Disaster Epidemiology: Frequently Asked Questions (FAQs)
Why should we collect data during a disaster?
Collecting health and needs information during a disaster helps to provide situational awareness. We need to know what is happening to understand what the needs are, plan the response, and gather the appropriate resources. We want to prevent further morbidity and mortality by addressing both immediate and long-term needs, adjusting priorities, allocating resources, and projecting and planning for future needs. We also use data to identify risk factors and improve prevention and mitigation strategies for future disasters.
What is disaster epidemiology?
Disaster epidemiology is the use of epidemiology to assess the short- and long-term adverse health effects of disasters and to predict consequences of future disasters. Typically, the main objectives of disaster epidemiology are to
- prevent or reduce the number of deaths, illnesses, and injuries caused by disasters,
- provide timely and accurate health information for decision-makers, and
- improve prevention and mitigation strategies for future disasters by gaining information for future response preparation.
What tools are available for state, tribal, local, and territorial (STLT) health department to use during disaster response?
STLT health departments should look first at the tools they are using in non-disaster settings to assess their applicability for adaption to a disaster response. However, CDC provides various tools for public health disaster response including template forms for morbidity surveillance, mortality surveillance, shelter assessments, and the Community Assessment for Public Health Emergency Response, CASPER toolkit pdf icon[PDF – 23.2 MB].
How do state and local health departments request CDC assistance?
CDC Health Studies (HS) provides scientific consultation, technical assistance, and disaster epidemiology training to state, tribal, local, territorial (STLT), federal, and international public health partners to help them respond to natural and man-made disasters. There are several ways you can request CDC assistance. If you would like more information on CDC HS consultation, technical assistance, or disaster epidemiology training, please click here.
Public Health Surveillance During a Disaster
What is public health surveillance?
Public health surveillance is the systematic collection, analysis, and interpretation of deaths, injuries, and illnesses in order to provide information about any adverse health effects related to a disaster event in a community.
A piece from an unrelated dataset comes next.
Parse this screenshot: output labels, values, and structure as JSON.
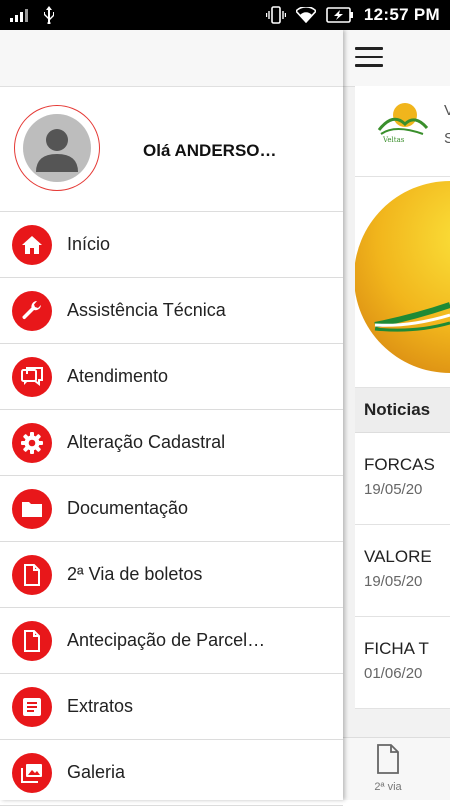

It allows us to assess the human health impacts of a disaster and evaluate potential problems related to planning and prevention.
Why conduct public health surveillance during disaster response?
Public health morbidity surveillance allows us to detect disease outbreaks and track disease trends. A common myth is that epidemics are inevitable during a disaster. Early detection and response, however, can lessen the likelihood for outbreaks. Additionally, conducting health surveillance allows public health leaders and decision makers to make informed decisions about action items such as allocating resources, targeting interventions to meet specific needs, and planning for future disasters. In addition to public health morbidity surveillance, mortality surveillance can provide information that can prevent excess death. The number of deaths is a strong indicator of the impact of the disaster. Disasters can overwhelm local medical examiners and emergency systems, disrupting typical reporting methods. Most mortality surveillance data (such as Vital Statistics) are collected in a way that is not timely or detailed enough to be useful for disaster response. Thus, implementing active mortality surveillance following a disaster provides a critical aspect to response.
What tools are available to assist in conducting surveillance during a disaster?
Health Studies has developed multiple ready-to-use templates for mortality and morbidity surveillance. These tools can supplement existing surveillance systems or replace surveillance systems that have been hindered or destroyed due to a disaster. For more information, review the Materials and Resources page
How do we create a surveillance system during a disaster?
During disasters, several steps may need to be conducted simultaneously when planning a surveillance system. Just as purpose and objective should be clear in any disaster response effort, the surveillance system should have well-defined objectives. Additionally, data sources need to be identified and selected. Facility-based surveillance of hospitals and emergency medical operations can provide information on those seeking care during a disaster, yet there is often the need to use additional nontraditional sources of information (such as a shelters, pharmacies, or physician offices) as well. Ideally, data collection instruments for surveillance should be developed, tested, and distributed before the disaster occurs (e.g., CDC-developed surveillance tools). However, these instruments will need to be modified for each disaster and location. The data collection instrument should collect only the most essential information and should have easy data entry. For information to be useful, it must be disseminated in a timely fashion through appropriate channels (e.g., public health and other government officials, relief workers, the affected community, and the media).
Community Assessment for Public Health Emergency Response (CASPER)
Please see the CASPER FAQ page.